**Task item:** Could you reproduce all of the entries below without a single change?
--- Excerpted records Enclosed Below ---
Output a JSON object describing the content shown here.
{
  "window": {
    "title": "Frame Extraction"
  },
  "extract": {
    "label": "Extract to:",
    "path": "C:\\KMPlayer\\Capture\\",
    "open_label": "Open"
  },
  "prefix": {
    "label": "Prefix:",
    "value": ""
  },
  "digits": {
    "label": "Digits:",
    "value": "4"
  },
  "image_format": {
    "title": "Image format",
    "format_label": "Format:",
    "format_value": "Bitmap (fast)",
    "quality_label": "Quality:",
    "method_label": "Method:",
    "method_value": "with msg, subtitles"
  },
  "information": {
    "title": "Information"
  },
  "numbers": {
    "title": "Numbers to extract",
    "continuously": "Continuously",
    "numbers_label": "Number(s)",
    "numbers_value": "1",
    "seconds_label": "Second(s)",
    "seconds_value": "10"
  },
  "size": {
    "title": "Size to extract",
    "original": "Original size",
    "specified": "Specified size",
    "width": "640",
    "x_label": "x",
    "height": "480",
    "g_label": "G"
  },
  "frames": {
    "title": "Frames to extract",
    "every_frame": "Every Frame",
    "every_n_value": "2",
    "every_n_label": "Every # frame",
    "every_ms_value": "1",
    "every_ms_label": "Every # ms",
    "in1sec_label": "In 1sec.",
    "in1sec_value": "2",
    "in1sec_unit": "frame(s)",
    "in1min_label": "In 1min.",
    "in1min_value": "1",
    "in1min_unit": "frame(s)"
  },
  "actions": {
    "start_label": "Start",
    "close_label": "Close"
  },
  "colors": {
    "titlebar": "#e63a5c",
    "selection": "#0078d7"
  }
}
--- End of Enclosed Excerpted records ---
**Response to this exercise:**
Output a JSON object describing the content shown here.
{
  "window": {
    "title": "Frame Extraction"
  },
  "extract": {
    "label": "Extract to:",
    "path": "C:\\KMPlayer\\Capture\\",
    "open_label": "Open"
  },
  "prefix": {
    "label": "Prefix:",
    "value": ""
  },
  "digits": {
    "label": "Digits:",
    "value": "4"
  },
  "image_format": {
    "title": "Image format",
    "format_label": "Format:",
    "format_value": "Bitmap (fast)",
    "quality_label": "Quality:",
    "method_label": "Method:",
    "method_value": "with msg, subtitles"
  },
  "information": {
    "title": "Information"
  },
  "numbers": {
    "title": "Numbers to extract",
    "continuously": "Continuously",
    "numbers_label": "Number(s)",
    "numbers_value": "1",
    "seconds_label": "Second(s)",
    "seconds_value": "10"
  },
  "size": {
    "title": "Size to extract",
    "original": "Original size",
    "specified": "Specified size",
    "width": "640",
    "x_label": "x",
    "height": "480",
    "g_label": "G"
  },
  "frames": {
    "title": "Frames to extract",
    "every_frame": "Every Frame",
    "every_n_value": "2",
    "every_n_label": "Every # frame",
    "every_ms_value": "1",
    "every_ms_label": "Every # ms",
    "in1sec_label": "In 1sec.",
    "in1sec_value": "2",
    "in1sec_unit": "frame(s)",
    "in1min_label": "In 1min.",
    "in1min_value": "1",
    "in1min_unit": "frame(s)"
  },
  "actions": {
    "start_label": "Start",
    "close_label": "Close"
  },
  "colors": {
    "titlebar": "#e63a5c",
    "selection": "#0078d7"
  }
}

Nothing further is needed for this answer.